“These bills go far beyond what is necessary to fix what is broken with our healthcare system, and they grant the federal government considerable new powers and authority, which could ultimately amount to a complete government takeover of healthcare, and which is anathema to doctors and patients,” reads a resolution introduced by three associations of surgeons.


The AMA, which represents a quarter of a million physicians, thinks the House bill backs goals supported by the majority of its members because doctors will have a choice on whether to participate in a government-run insurance plan, the so-called public option. In addition, the AMA has said the rates paid to doctors under that plan are going to be better than those they receive from the Medicare health insurance program for the elderly, which is also key to the group’s support.

But the AMA has drawn criticism from some doctors and conservative talk shows.
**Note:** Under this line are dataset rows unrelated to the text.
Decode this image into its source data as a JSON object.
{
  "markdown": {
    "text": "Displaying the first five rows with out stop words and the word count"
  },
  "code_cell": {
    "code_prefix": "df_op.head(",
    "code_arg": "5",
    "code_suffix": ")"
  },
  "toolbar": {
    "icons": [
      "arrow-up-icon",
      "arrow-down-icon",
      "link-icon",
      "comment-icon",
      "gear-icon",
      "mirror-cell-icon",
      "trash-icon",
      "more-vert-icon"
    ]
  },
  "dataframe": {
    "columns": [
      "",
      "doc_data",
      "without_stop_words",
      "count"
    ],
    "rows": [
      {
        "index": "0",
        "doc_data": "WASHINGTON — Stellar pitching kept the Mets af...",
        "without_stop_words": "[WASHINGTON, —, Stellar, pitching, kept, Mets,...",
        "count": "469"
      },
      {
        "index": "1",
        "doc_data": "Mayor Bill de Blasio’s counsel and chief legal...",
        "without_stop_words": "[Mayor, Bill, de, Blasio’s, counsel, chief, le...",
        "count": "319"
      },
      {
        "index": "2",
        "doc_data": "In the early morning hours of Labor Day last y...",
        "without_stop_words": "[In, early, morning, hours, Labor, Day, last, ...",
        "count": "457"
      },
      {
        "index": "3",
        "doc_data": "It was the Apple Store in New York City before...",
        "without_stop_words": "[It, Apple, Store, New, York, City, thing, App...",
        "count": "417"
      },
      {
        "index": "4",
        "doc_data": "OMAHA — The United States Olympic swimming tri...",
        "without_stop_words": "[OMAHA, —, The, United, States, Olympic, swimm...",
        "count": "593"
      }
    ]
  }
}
A source close to the AMA said its internal polling has shown doctors to be closely divided on a public option and healthcare reform proposed by Democrats, but 20% or more of doctors across the country also are undecided on what to support.


Kim Geiger and Alex Hart in Washington and Bruce R. Japsen in Chicago contributed to this report.